    • In The Legend of Zelda: Twilight Princess, Midna treats Link like this whenever he is a wolf, making him the Sapient Steed - though not really of the most talkative kind.
      • While she doesn't have much to say, Epona is also able to speak to Link, but only while he is a wolf.
    • The Oracle games feature some rather unusual mounts in Ricky, Moosh, and Dimitri, who are a kangaroo, a flying bear, and a dodongo, respectively. All of them can talk.
  • In the background, the Drakes, Hippogryphs and Wyverns players can fly in World of Warcraft are all sentient beings. Drakes in particular are as intelligent as humans and can even speak. However, in-game they act like all other mounts, though there are a few quests where the player flies on a Drake or Dragon that does speak.
  • Yoshi of the Super Mario series. In his first appearance, he can speak and seeks out Mario as an ally. Later appearances alternately depict him and the Yoshi race with a distinct language that the main Yoshi translates or a shared common language. They've also been shown to have some culture, and build shelters as well as monuments.
  • In the backstory of The Elder Scrolls games, there's a type of Khajiit that's basically a tiger somewhere between a horse and an elephant in size. They're just as intelligent as the other Khajiit, but they're used as steeds in battle.
  • In Ace Combat 3: Electrosphere you turn out to be one.[context?]
  • In NetHack, centaurs are among the eligible steed candidates - they're actually solid choices too, with the ability to wield weapon and wear any armor that isn't boots, though the main drawback is their low HP cap.

Web Comics

  • In Gunnerkrigg Court, the Model H's can be chatty. One of them in particular recites Paradise Lost while transporting the girls to the barbershop.
  • Ultra Car of the Walkyverse is kind of a Jerkass and has been known to leave his co-workers in the Amazon.
  • Arthur from Faux Pas fills the role, as do some others from time to time.
  • In UNA Frontiers, there are Shiratz, an ancient alien probe built to look like a convincing horse, and the G.E.M.'s - a subspecies of genetically modified Morgan horses about as intelligent as dolphins or gorillas in general. Some of them have "high talent", i.e., psychic abilities to boot.
  • Charismatic Seaweed, who is Eva's special Paladin Mount in Our Little Adventure.

Western Animation

"One more crack like that and you're walking!"

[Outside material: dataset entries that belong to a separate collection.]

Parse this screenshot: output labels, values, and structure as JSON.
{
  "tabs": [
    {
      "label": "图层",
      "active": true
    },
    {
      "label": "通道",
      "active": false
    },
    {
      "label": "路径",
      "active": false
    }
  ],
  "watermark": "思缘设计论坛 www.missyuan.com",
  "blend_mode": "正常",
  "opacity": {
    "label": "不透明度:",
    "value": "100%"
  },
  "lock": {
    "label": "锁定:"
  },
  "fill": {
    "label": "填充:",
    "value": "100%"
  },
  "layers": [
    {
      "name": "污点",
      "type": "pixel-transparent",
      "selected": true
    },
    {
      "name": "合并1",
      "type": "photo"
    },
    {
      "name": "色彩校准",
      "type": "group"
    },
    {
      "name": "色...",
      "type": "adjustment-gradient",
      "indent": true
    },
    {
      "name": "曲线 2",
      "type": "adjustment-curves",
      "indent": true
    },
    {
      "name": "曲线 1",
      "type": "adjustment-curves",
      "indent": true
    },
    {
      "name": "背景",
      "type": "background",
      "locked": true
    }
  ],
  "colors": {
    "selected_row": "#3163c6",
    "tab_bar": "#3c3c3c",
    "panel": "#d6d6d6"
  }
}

  • Used, of course, in My Little Pony on those rare occasions where a primary character gives a biped a ride, such as My Little Pony Friendship Is Magic's Twilight Sparkle being ridden by Spike in the episode "A Dog and Pony Show".
    • In "The Best Night Ever" two stallions pull the ladies' carriage to the Grand Galloping Gala. Just like any other horse in this world, they're sentient and self-aware, and kindly tell Spike to piss off when he whips them.
    • In the pilot, Twilight Sparkle rides a flying chariot pulled by a pair of pegasi. It seems to be Equestria's equivalent of a taxi.
    • If the My Little Pony toys count, then the titular ponies of all the various animated series probably should, too.
    • Rainbow Dash is about 20% cooler than your average Cool Horse.
  • Wildfire, from the '80s cartoon of the same name, was a massive black talking horse whose life's mission was to protect Princess Sarah until she grew up sufficiently to get her magical kingdom back.
  • She-Ra's horse Spirit, who could transform (with She-Ra's help) into her flying, talking unicorn Swift Wind. One episode revealed that the planet of Etheria was home to an entire island of talking winged unicorns.